__Information given__:
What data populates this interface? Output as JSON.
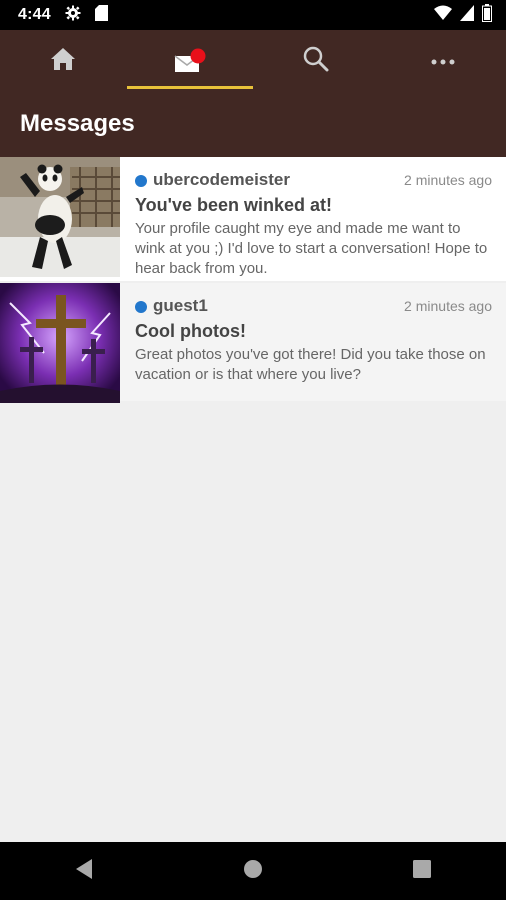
{
  "status_bar": {
    "time": "4:44",
    "icons": [
      "gear-icon",
      "sd-card-icon",
      "wifi-icon",
      "signal-icon",
      "battery-icon"
    ]
  },
  "tabs": [
    {
      "name": "home",
      "icon": "home-icon",
      "selected": false
    },
    {
      "name": "messages",
      "icon": "mail-icon",
      "selected": true,
      "badge": true
    },
    {
      "name": "search",
      "icon": "search-icon",
      "selected": false
    },
    {
      "name": "more",
      "icon": "more-icon",
      "selected": false
    }
  ],
  "page_title": "Messages",
  "messages": [
    {
      "sender": "ubercodemeister",
      "time": "2 minutes ago",
      "subject": "You've been winked at!",
      "preview": "Your profile caught my eye and made me want to wink at you ;) I'd love to start a conversation! Hope to hear back from you.",
      "unread": true,
      "thumbnail": "panda-photo"
    },
    {
      "sender": "guest1",
      "time": "2 minutes ago",
      "subject": "Cool photos!",
      "preview": "Great photos you've got there! Did you take those on vacation or is that where you live?",
      "unread": true,
      "thumbnail": "crosses-lightning-photo"
    }
  ],
  "colors": {
    "header_bg": "#412823",
    "tab_indicator": "#e8c23a",
    "unread_dot": "#2277cc",
    "badge": "#e8101a"
  },
  "nav_bar": {
    "buttons": [
      "back-icon",
      "home-circle-icon",
      "recents-icon"
    ]
  }
}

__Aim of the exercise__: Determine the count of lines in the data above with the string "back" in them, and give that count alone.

__Task solution__: 2